[Exercise]
Take every line from the material that has the word "this" in it.
####################
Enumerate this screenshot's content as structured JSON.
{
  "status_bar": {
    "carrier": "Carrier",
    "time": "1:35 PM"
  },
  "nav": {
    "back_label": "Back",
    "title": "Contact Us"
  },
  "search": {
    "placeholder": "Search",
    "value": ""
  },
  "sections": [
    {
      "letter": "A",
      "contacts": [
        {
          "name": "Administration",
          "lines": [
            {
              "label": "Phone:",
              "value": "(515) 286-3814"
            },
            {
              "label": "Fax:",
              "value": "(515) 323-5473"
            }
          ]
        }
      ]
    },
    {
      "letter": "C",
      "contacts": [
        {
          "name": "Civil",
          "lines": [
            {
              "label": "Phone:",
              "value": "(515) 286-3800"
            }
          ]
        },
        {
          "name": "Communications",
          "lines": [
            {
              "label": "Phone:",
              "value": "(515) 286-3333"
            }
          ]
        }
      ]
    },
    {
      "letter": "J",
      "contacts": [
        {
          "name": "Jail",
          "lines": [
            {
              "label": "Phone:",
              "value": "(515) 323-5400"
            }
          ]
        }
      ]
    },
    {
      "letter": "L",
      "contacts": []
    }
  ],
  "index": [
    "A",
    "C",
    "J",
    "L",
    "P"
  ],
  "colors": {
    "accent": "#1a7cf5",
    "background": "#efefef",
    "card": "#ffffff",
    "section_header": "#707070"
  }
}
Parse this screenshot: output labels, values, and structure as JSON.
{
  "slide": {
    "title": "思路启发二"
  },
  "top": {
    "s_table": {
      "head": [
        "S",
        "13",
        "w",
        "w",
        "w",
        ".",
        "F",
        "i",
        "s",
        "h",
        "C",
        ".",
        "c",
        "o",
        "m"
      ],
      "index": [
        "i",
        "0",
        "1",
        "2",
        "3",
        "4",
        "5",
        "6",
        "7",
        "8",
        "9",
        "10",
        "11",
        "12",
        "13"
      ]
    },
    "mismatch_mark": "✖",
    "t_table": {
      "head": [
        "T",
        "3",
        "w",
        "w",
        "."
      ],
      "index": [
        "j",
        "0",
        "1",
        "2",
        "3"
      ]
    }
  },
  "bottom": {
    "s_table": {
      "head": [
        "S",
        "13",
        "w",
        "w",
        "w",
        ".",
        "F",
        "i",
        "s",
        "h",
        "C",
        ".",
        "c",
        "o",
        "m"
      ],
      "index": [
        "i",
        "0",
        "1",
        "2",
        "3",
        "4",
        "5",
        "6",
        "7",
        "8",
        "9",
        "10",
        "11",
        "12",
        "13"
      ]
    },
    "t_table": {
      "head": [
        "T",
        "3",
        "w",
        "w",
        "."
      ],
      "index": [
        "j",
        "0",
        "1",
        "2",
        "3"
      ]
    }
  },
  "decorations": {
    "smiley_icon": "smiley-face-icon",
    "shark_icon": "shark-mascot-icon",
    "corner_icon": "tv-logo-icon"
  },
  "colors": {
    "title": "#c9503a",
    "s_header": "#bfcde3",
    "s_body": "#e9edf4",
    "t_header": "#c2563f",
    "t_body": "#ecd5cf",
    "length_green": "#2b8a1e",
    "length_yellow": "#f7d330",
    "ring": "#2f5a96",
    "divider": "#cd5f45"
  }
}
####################
[Expected answer]
Enumerate this screenshot's content as structured JSON.
Parse this screenshot: output labels, values, and structure as JSON.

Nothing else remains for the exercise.